The oral LD50 of sulfamethoxazole is 2300 mg/kg in mice, 3000 mg/kg in rats and > 2000 mg/kg in rabbits.
Hypersensitivity to sulfonamides. Pediatric patients less than 2 months of age (except in the treatment of congenital toxoplasmosis as adjunctive therapy with pyrimethamine). Pregnancy at term and during the nursing period because sulfonamides pass the placenta and are excreted in the milk and may cause kernicterus.
Sulfamethoxazole is rapidly absorbed following oral administration. It exists in the blood as unbound, protein-bound, metabolized and conjugated forms. The metabolism of sulfamethoxazole occurs predominately by N4-acetylation, although the glucuronide conjugate has been identified. The free form is considered to be the therapeutically active form. Approximately 70% of sulfamethoxazole is bound to plasma proteins; of the unbound portion, 80% to 90% is in the nonacetylated form.
Following a single 1-g oral dose in 12 volunteer male subjects, the mean peak plasma concentration of 38 µg/mL of intact sulfamethoxazole was achieved by 2 hours. The mean half-life of sulfamethoxazole is approximately 10 hours. However, patients with severe-ly impaired renal function, as shown by a creatinine clearance of less than 30 mL/minute, exhibit an increase in the half-life of sulfamethoxazole, requiring dosage regimen adjustment.
Sulfamethoxazole is excreted primarily by the kidneys chiefly through glomerular filtration but also through tubular secretion. Urine concentrations of sulfamethoxazole are considerably higher than are the concentrations in blood. Eighty percent to 100% of the dose is excreted in the urine as total sulfamethoxazole, of which 30% is intact drug with the remaining as the N4-acetylated metabolite.
Sulfamethoxazole diffuses into cerebrospinal fluid, with peak concentrations occurring at 8 hours and reaching approximately 14% of simultaneous plasma concentrations. The drug has also been shown to distribute to aqueous humor, vaginal fluid and middle ear fluid; it also passes the placental barrier and is excreted in breast milk.
The systemic sulfonamides are bacteriostatic agents and the spectrum of activity is similar for all. Sulfonamides inhibit bacterial synthesis of dihydrofolic acid by competing with para-aminobenzoic acid (PABA). Resistant strains are capable of utilizing folic acid precursors or preformed folic acid.

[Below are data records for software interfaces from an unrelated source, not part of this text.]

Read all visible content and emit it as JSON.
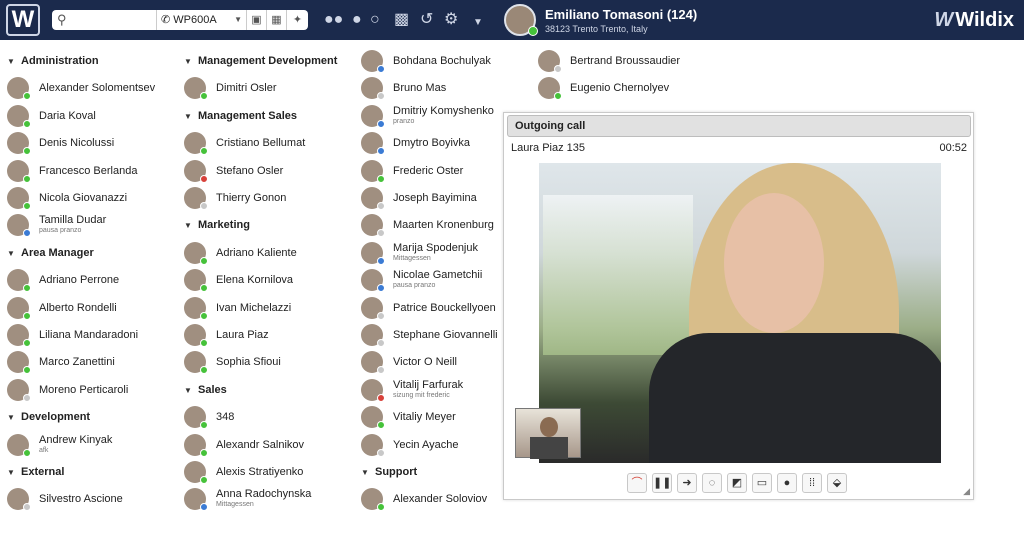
{
  "topbar": {
    "logo": "W",
    "search_placeholder": "",
    "device": "WP600A",
    "user": {
      "name": "Emiliano Tomasoni (124)",
      "location": "38123 Trento Trento, Italy"
    },
    "brand": "Wildix",
    "icons": [
      "search-icon",
      "phone-icon",
      "chevron-down-icon",
      "transfer-icon",
      "keypad-icon",
      "pin-icon",
      "users-icon",
      "location-icon",
      "chat-icon",
      "phonebook-icon",
      "history-icon",
      "settings-icon",
      "caret-down-icon"
    ]
  },
  "columns": [
    [
      {
        "group": "Administration"
      },
      {
        "name": "Alexander Solomentsev",
        "status": "green"
      },
      {
        "name": "Daria Koval",
        "status": "green"
      },
      {
        "name": "Denis Nicolussi",
        "status": "green"
      },
      {
        "name": "Francesco Berlanda",
        "status": "green"
      },
      {
        "name": "Nicola Giovanazzi",
        "status": "green"
      },
      {
        "name": "Tamilla Dudar",
        "sub": "pausa pranzo",
        "status": "blue"
      },
      {
        "group": "Area Manager"
      },
      {
        "name": "Adriano Perrone",
        "status": "green"
      },
      {
        "name": "Alberto Rondelli",
        "status": "green"
      },
      {
        "name": "Liliana Mandaradoni",
        "status": "green"
      },
      {
        "name": "Marco Zanettini",
        "status": "green"
      },
      {
        "name": "Moreno Perticaroli",
        "status": "grey"
      },
      {
        "group": "Development"
      },
      {
        "name": "Andrew Kinyak",
        "sub": "afk",
        "status": "green"
      },
      {
        "group": "External"
      },
      {
        "name": "Silvestro Ascione",
        "status": "grey"
      }
    ],
    [
      {
        "group": "Management Development"
      },
      {
        "name": "Dimitri Osler",
        "status": "green"
      },
      {
        "group": "Management Sales"
      },
      {
        "name": "Cristiano Bellumat",
        "status": "green"
      },
      {
        "name": "Stefano Osler",
        "status": "red"
      },
      {
        "name": "Thierry Gonon",
        "status": "grey"
      },
      {
        "group": "Marketing"
      },
      {
        "name": "Adriano Kaliente",
        "status": "green"
      },
      {
        "name": "Elena Kornilova",
        "status": "green"
      },
      {
        "name": "Ivan Michelazzi",
        "status": "green"
      },
      {
        "name": "Laura Piaz",
        "status": "green"
      },
      {
        "name": "Sophia Sfioui",
        "status": "green"
      },
      {
        "group": "Sales"
      },
      {
        "name": "348",
        "status": "green"
      },
      {
        "name": "Alexandr Salnikov",
        "status": "green"
      },
      {
        "name": "Alexis Stratiyenko",
        "status": "green"
      },
      {
        "name": "Anna Radochynska",
        "sub": "Mittagessen",
        "status": "blue"
      }
    ],
    [
      {
        "name": "Bohdana Bochulyak",
        "status": "blue"
      },
      {
        "name": "Bruno Mas",
        "status": "grey"
      },
      {
        "name": "Dmitriy Komyshenko",
        "sub": "pranzo",
        "status": "blue"
      },
      {
        "name": "Dmytro Boyivka",
        "status": "blue"
      },
      {
        "name": "Frederic Oster",
        "status": "green"
      },
      {
        "name": "Joseph Bayimina",
        "status": "grey"
      },
      {
        "name": "Maarten Kronenburg",
        "status": "grey"
      },
      {
        "name": "Marija Spodenjuk",
        "sub": "Mittagessen",
        "status": "blue"
      },
      {
        "name": "Nicolae Gametchii",
        "sub": "pausa pranzo",
        "status": "blue"
      },
      {
        "name": "Patrice Bouckellyoen",
        "status": "grey"
      },
      {
        "name": "Stephane Giovannelli",
        "status": "grey"
      },
      {
        "name": "Victor O Neill",
        "status": "grey"
      },
      {
        "name": "Vitalij Farfurak",
        "sub": "sizung mit frederic",
        "status": "red"
      },
      {
        "name": "Vitaliy Meyer",
        "status": "green"
      },
      {
        "name": "Yecin Ayache",
        "status": "grey"
      },
      {
        "group": "Support"
      },
      {
        "name": "Alexander Soloviov",
        "status": "green"
      }
    ],
    [
      {
        "name": "Bertrand Broussaudier",
        "status": "grey"
      },
      {
        "name": "Eugenio Chernolyev",
        "status": "green"
      }
    ]
  ],
  "call": {
    "title": "Outgoing call",
    "caller": "Laura Piaz 135",
    "duration": "00:52",
    "controls": [
      {
        "name": "hangup",
        "glyph": "⌒"
      },
      {
        "name": "hold",
        "glyph": "❚❚"
      },
      {
        "name": "transfer",
        "glyph": "➜"
      },
      {
        "name": "chat",
        "glyph": "◌"
      },
      {
        "name": "video-off",
        "glyph": "◩"
      },
      {
        "name": "screen-share",
        "glyph": "▭"
      },
      {
        "name": "record",
        "glyph": "●"
      },
      {
        "name": "keypad",
        "glyph": "⁞⁞"
      },
      {
        "name": "tag",
        "glyph": "⬙"
      }
    ]
  },
  "colors": {
    "topbar": "#1b2a4c",
    "online": "#46c23a",
    "busy": "#d8413a",
    "away": "#3b7bd4",
    "offline": "#c8c8c8"
  }
}
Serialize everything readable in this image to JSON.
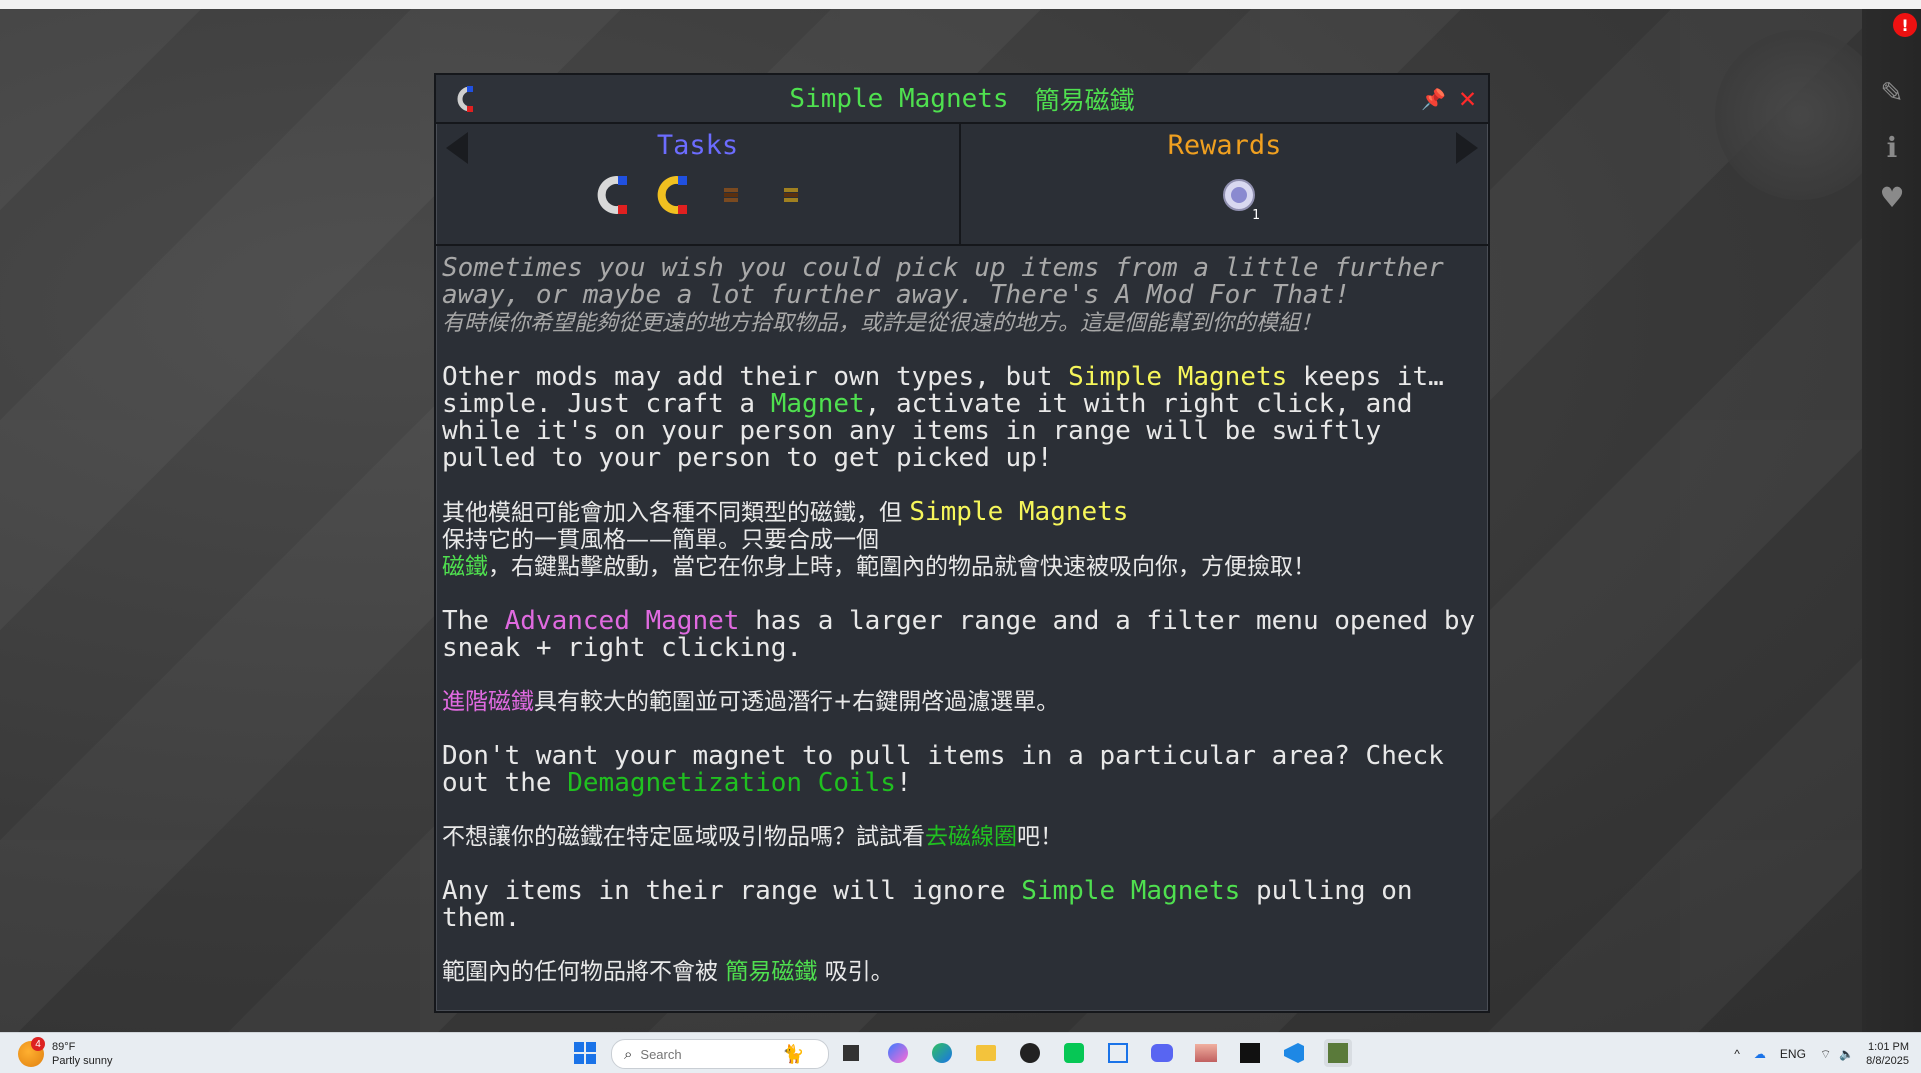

Patients should be instructed to maintain an adequate fluid intake in order to prevent crystalluria and stone formation.
No Information Available!
No Information Available!
No Information Available!
No Information Available!
No Information Available!
No Information Available!
Sleep Disorders (25)
A Visual Guide to Sleeping Disorders
Bipolar Disorder (17)
Do You Have Extreme Mood Shifts?
Toddler Milestones (9)
Your Child's Second Year of Developme
High-Protein Diet (16)
The Good and Bad
Food & Recipes (15)
15 Delicious Calcium-Rich Dishes
Skin and Beauty (15)
How to Get Perfect Eyebrows and Eyela
Cat Health (17)
Skin Problems in Cats
Cholesterol Levels (26)
What They Mean, Diet and Treatment
Childrens Health (22)
Quick Tips for Feeding a Picky Eater
Womens Hair Loss (22)
Thinning Hair Causes, Treatments and
What Happens in a Nasal Allergy Attac
Celebrities With Diabetes
Menopause and Sex (10)
10 Ways to Deal With Menopause Sympto
Cancer Prevention (19)
Top Cancer-Fighting Foods
Health Care Reform (13)
How to Protect Your Health Care in a
Cold Sores (16)
Coping, Treatment and Prevention
What Puts You at Risk
Energy Foods (19)
A Diet to Boost Your Mood & Energy Le
10 Signs Your Allergies Are Out of Co